Records from a collection:
[Start of section]
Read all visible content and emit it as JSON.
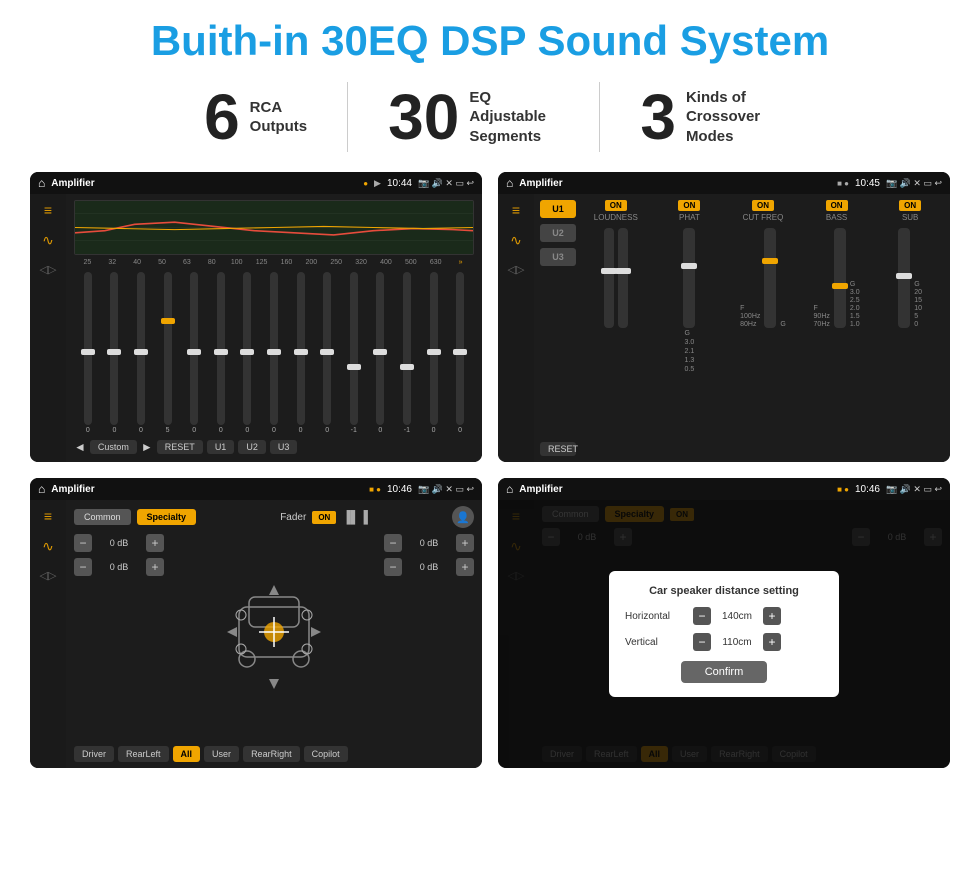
{
  "title": "Buith-in 30EQ DSP Sound System",
  "stats": [
    {
      "number": "6",
      "label": "RCA\nOutputs"
    },
    {
      "number": "30",
      "label": "EQ Adjustable\nSegments"
    },
    {
      "number": "3",
      "label": "Kinds of\nCrossover Modes"
    }
  ],
  "screens": {
    "eq": {
      "title": "Amplifier",
      "time": "10:44",
      "frequencies": [
        "25",
        "32",
        "40",
        "50",
        "63",
        "80",
        "100",
        "125",
        "160",
        "200",
        "250",
        "320",
        "400",
        "500",
        "630"
      ],
      "values": [
        "0",
        "0",
        "0",
        "5",
        "0",
        "0",
        "0",
        "0",
        "0",
        "0",
        "-1",
        "0",
        "-1"
      ],
      "presets": [
        "Custom",
        "RESET",
        "U1",
        "U2",
        "U3"
      ]
    },
    "crossover": {
      "title": "Amplifier",
      "time": "10:45",
      "presets": [
        "U1",
        "U2",
        "U3"
      ],
      "controls": [
        "LOUDNESS",
        "PHAT",
        "CUT FREQ",
        "BASS",
        "SUB"
      ]
    },
    "fader": {
      "title": "Amplifier",
      "time": "10:46",
      "tabs": [
        "Common",
        "Specialty"
      ],
      "fader_label": "Fader",
      "on_label": "ON",
      "db_values": [
        "0 dB",
        "0 dB",
        "0 dB",
        "0 dB"
      ],
      "buttons": [
        "Driver",
        "RearLeft",
        "All",
        "User",
        "RearRight",
        "Copilot"
      ]
    },
    "dialog": {
      "title": "Amplifier",
      "time": "10:46",
      "tabs": [
        "Common",
        "Specialty"
      ],
      "dialog_title": "Car speaker distance setting",
      "horizontal_label": "Horizontal",
      "horizontal_value": "140cm",
      "vertical_label": "Vertical",
      "vertical_value": "110cm",
      "confirm_label": "Confirm",
      "buttons": [
        "Driver",
        "RearLeft",
        "All",
        "User",
        "RearRight",
        "Copilot"
      ],
      "db_values": [
        "0 dB",
        "0 dB"
      ]
    }
  }
}
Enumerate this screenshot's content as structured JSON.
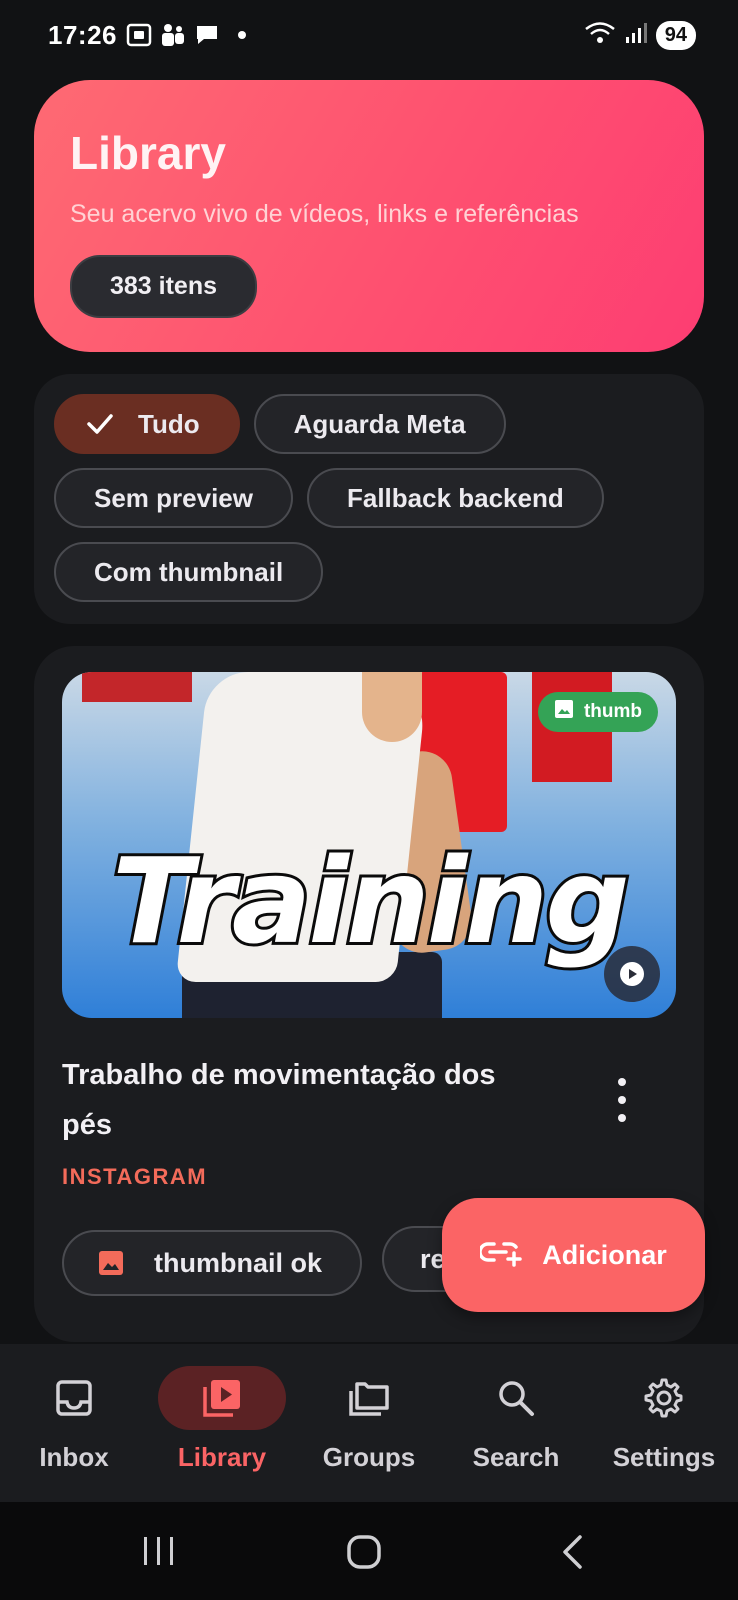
{
  "status_bar": {
    "time": "17:26",
    "battery": "94",
    "icons": [
      "screenshot-icon",
      "teams-icon",
      "chat-bubble-icon",
      "notification-dot",
      "wifi-icon",
      "signal-icon"
    ]
  },
  "hero": {
    "title": "Library",
    "subtitle": "Seu acervo vivo de vídeos, links e referências",
    "count": "383 itens"
  },
  "filters": {
    "chips": [
      {
        "label": "Tudo",
        "selected": true
      },
      {
        "label": "Aguarda Meta",
        "selected": false
      },
      {
        "label": "Sem preview",
        "selected": false
      },
      {
        "label": "Fallback backend",
        "selected": false
      },
      {
        "label": "Com thumbnail",
        "selected": false
      }
    ]
  },
  "card": {
    "thumbnail_text": "Training",
    "badge": "thumb",
    "title": "Trabalho de movimentação dos pés",
    "source": "INSTAGRAM",
    "tags": [
      "thumbnail ok",
      "re"
    ]
  },
  "fab": {
    "label": "Adicionar"
  },
  "bottom_nav": {
    "items": [
      {
        "label": "Inbox",
        "icon": "inbox-icon",
        "active": false
      },
      {
        "label": "Library",
        "icon": "video-library-icon",
        "active": true
      },
      {
        "label": "Groups",
        "icon": "folders-icon",
        "active": false
      },
      {
        "label": "Search",
        "icon": "search-icon",
        "active": false
      },
      {
        "label": "Settings",
        "icon": "gear-icon",
        "active": false
      }
    ]
  },
  "colors": {
    "accent": "#fb6465",
    "hero_gradient_start": "#fe6a73",
    "hero_gradient_end": "#fd3d72",
    "selected_chip": "#6a2e22",
    "source_label": "#f36b5a",
    "badge_green": "#34a356"
  }
}
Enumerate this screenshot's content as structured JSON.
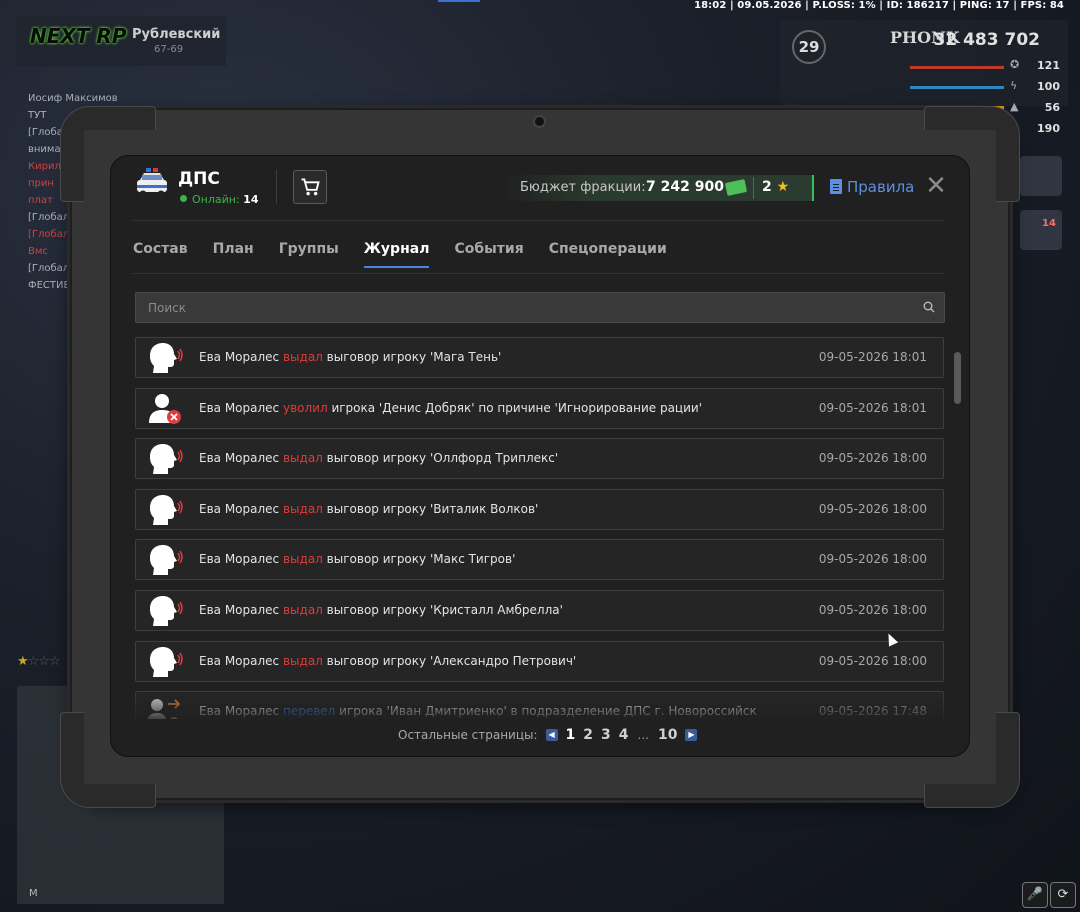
{
  "status_bar": {
    "text": "18:02 | 09.05.2026 | P.LOSS: 1% | ID: 186217 | PING: 17 | FPS: 84"
  },
  "hud_logo": {
    "brand": "NEXT RP",
    "server": "Рублевский",
    "server_sub": "67-69"
  },
  "chat_lines": [
    {
      "text": "Иосиф Максимов ТУТ",
      "color": "normal"
    },
    {
      "text": "[Глобальный]",
      "color": "normal"
    },
    {
      "text": "внима",
      "color": "normal"
    },
    {
      "text": "Кирил",
      "color": "red"
    },
    {
      "text": "прин",
      "color": "red"
    },
    {
      "text": "плат",
      "color": "red"
    },
    {
      "text": "[Глобал",
      "color": "normal"
    },
    {
      "text": "[Глобал",
      "color": "red"
    },
    {
      "text": "Вмс",
      "color": "red"
    },
    {
      "text": "[Глобал",
      "color": "normal"
    },
    {
      "text": "ФЕСТИВ",
      "color": "normal"
    }
  ],
  "hud_stats": {
    "level": "29",
    "nickname": "PHONK",
    "money": "32 483 702",
    "health": "121",
    "energy": "100",
    "hunger": "56",
    "armor": "190",
    "notifications": "14",
    "minimap_letter": "M"
  },
  "faction": {
    "name": "ДПС",
    "online_label": "Онлайн:",
    "online_count": "14",
    "budget_label": "Бюджет фракции:",
    "budget_value": "7 242 900",
    "stars": "2",
    "rules_label": "Правила"
  },
  "tabs": [
    {
      "label": "Состав",
      "active": false
    },
    {
      "label": "План",
      "active": false
    },
    {
      "label": "Группы",
      "active": false
    },
    {
      "label": "Журнал",
      "active": true
    },
    {
      "label": "События",
      "active": false
    },
    {
      "label": "Спецоперации",
      "active": false
    }
  ],
  "search": {
    "placeholder": "Поиск",
    "value": ""
  },
  "journal": [
    {
      "icon": "speaking-head-icon",
      "actor": "Ева Моралес",
      "action": "выдал",
      "action_color": "red",
      "rest": "выговор игроку 'Мага Тень'",
      "time": "09-05-2026 18:01"
    },
    {
      "icon": "user-remove-icon",
      "actor": "Ева Моралес",
      "action": "уволил",
      "action_color": "red",
      "rest": "игрока 'Денис Добряк' по причине 'Игнорирование рации'",
      "time": "09-05-2026 18:01"
    },
    {
      "icon": "speaking-head-icon",
      "actor": "Ева Моралес",
      "action": "выдал",
      "action_color": "red",
      "rest": "выговор игроку 'Оллфорд Триплекс'",
      "time": "09-05-2026 18:00"
    },
    {
      "icon": "speaking-head-icon",
      "actor": "Ева Моралес",
      "action": "выдал",
      "action_color": "red",
      "rest": "выговор игроку 'Виталик Волков'",
      "time": "09-05-2026 18:00"
    },
    {
      "icon": "speaking-head-icon",
      "actor": "Ева Моралес",
      "action": "выдал",
      "action_color": "red",
      "rest": "выговор игроку 'Макс Тигров'",
      "time": "09-05-2026 18:00"
    },
    {
      "icon": "speaking-head-icon",
      "actor": "Ева Моралес",
      "action": "выдал",
      "action_color": "red",
      "rest": "выговор игроку 'Кристалл Амбрелла'",
      "time": "09-05-2026 18:00"
    },
    {
      "icon": "speaking-head-icon",
      "actor": "Ева Моралес",
      "action": "выдал",
      "action_color": "red",
      "rest": "выговор игроку 'Александро Петрович'",
      "time": "09-05-2026 18:00"
    },
    {
      "icon": "user-transfer-icon",
      "actor": "Ева Моралес",
      "action": "перевел",
      "action_color": "blue",
      "rest": "игрока 'Иван Дмитриенко' в подразделение ДПС г. Новороссийск",
      "time": "09-05-2026 17:48"
    }
  ],
  "pagination": {
    "label": "Остальные страницы:",
    "pages": [
      "1",
      "2",
      "3",
      "4"
    ],
    "current": "1",
    "ellipsis": "...",
    "last": "10"
  },
  "colors": {
    "accent_blue": "#4a83e0",
    "action_red": "#e03a3a",
    "online_green": "#3ab54a",
    "star_gold": "#f0c020"
  }
}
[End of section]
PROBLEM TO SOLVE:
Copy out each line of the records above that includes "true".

YOUR SOLUTION:
        "selected": true
        "active": true
      "active": true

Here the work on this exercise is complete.